However, in TD 2017/22 the ATO asserts the view that (assuming the foreign equity distribution is made before the end of the income year), at the test time the corporate tax entity beneficiary is merely a potential object of the trust. The reason for this position is that the trustee of the trust would usually only exercise its discretion concerning the income and capital of the trust at the end of the income year, being the relevant point in time it would have an entitlement and in turn, hold an interest in the trust. In this scenario, the foreign equity distribution would not be exempt from tax and taxable to the Australian corporate tax beneficiary.
When does the view in TD 2017/22 apply?
Both of the ATO Determinations apply from 17 October 2014.
However, Australian companies that have relied on draft Taxation Determination TD 2016/D7 with respect to discretionary trusts, are entitled to have done so until 18 October 2017.
Impact on business
Australian companies that have either received a foreign equity distribution via an Australian discretionary trust since 30 June 2017 or propose to receive foreign equity distributions should carefully consider the application of TD 2017/22 to their facts and circumstances. Tax planning may be required to ensure the foreign equity distribution is not inadvertently taxable to the Australian company.
Please contact a member of our National Taxation Group to discuss how these changes could impact you.

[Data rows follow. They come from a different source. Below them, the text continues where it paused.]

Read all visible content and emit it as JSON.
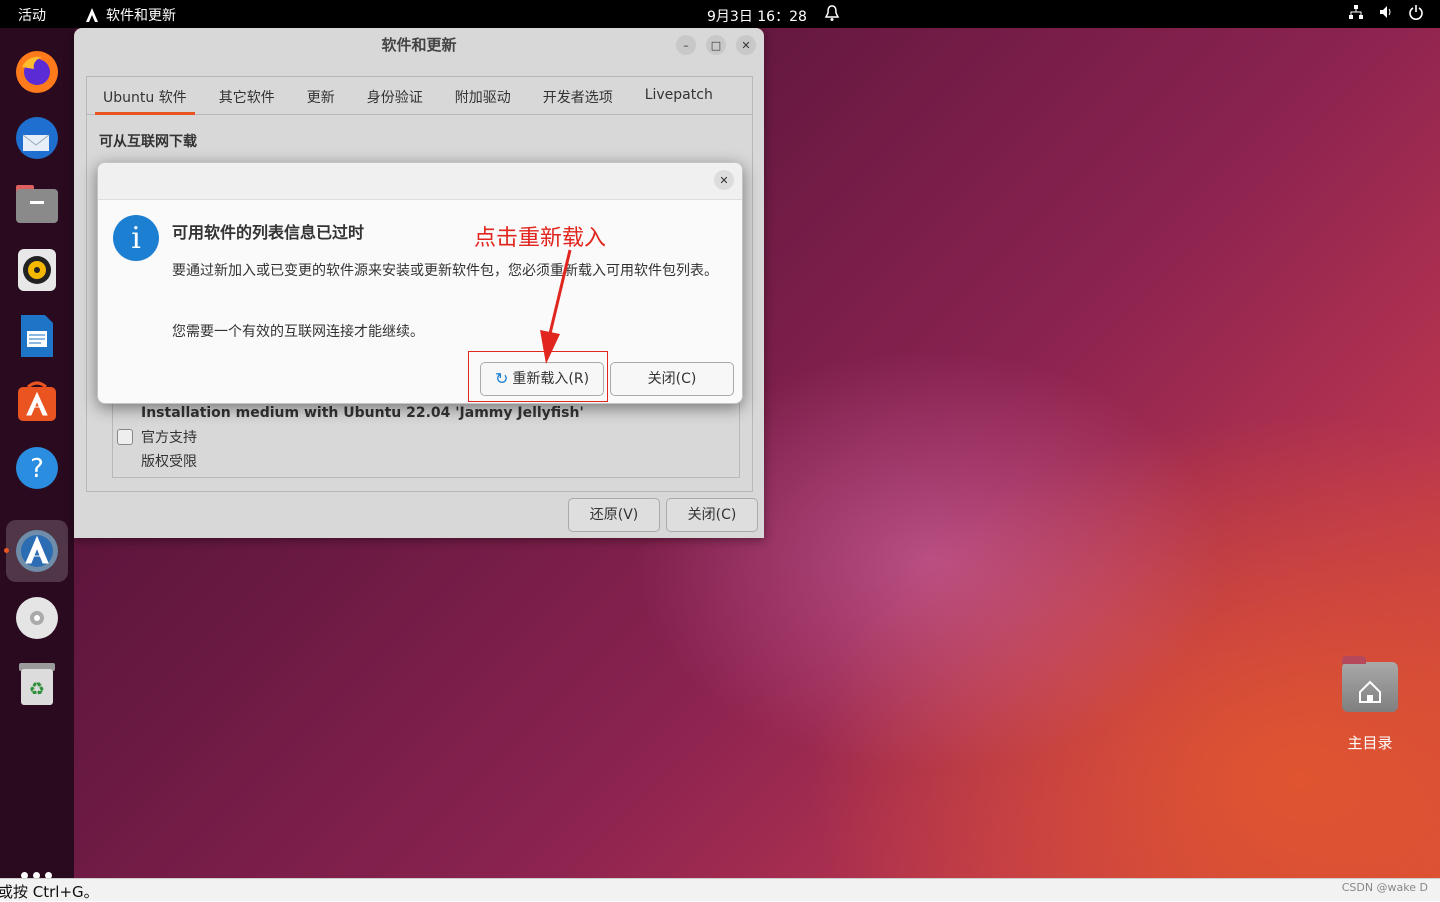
{
  "topbar": {
    "activities": "活动",
    "app_name": "软件和更新",
    "datetime": "9月3日  16：28"
  },
  "dock": {
    "items": [
      "firefox-icon",
      "thunderbird-icon",
      "files-icon",
      "rhythmbox-icon",
      "libreoffice-writer-icon",
      "app-center-icon",
      "help-icon",
      "software-updater-icon",
      "cd-drive-icon",
      "trash-icon"
    ]
  },
  "desktop": {
    "home_label": "主目录"
  },
  "window": {
    "title": "软件和更新",
    "tabs": [
      "Ubuntu 软件",
      "其它软件",
      "更新",
      "身份验证",
      "附加驱动",
      "开发者选项",
      "Livepatch"
    ],
    "section_title": "可从互联网下载",
    "media_title": "Installation medium with Ubuntu 22.04 'Jammy Jellyfish'",
    "official_support": "官方支持",
    "restricted": "版权受限",
    "revert_label": "还原(V)",
    "close_label": "关闭(C)"
  },
  "dialog": {
    "heading": "可用软件的列表信息已过时",
    "body": "要通过新加入或已变更的软件源来安装或更新软件包，您必须重新载入可用软件包列表。",
    "body2": "您需要一个有效的互联网连接才能继续。",
    "reload_label": "重新载入(R)",
    "close_label": "关闭(C)"
  },
  "annotation": {
    "text": "点击重新载入",
    "color": "#e0261e"
  },
  "statusbar": {
    "hint": "或按 Ctrl+G。",
    "watermark": "CSDN @wake D"
  },
  "colors": {
    "accent": "#e95420",
    "info_blue": "#1d7fd1"
  }
}
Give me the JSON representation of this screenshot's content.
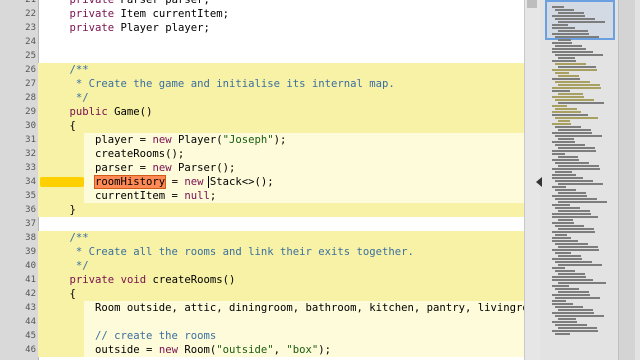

This article was written by Nima Sedaghat, Partner and Alina Sedmak, Associate.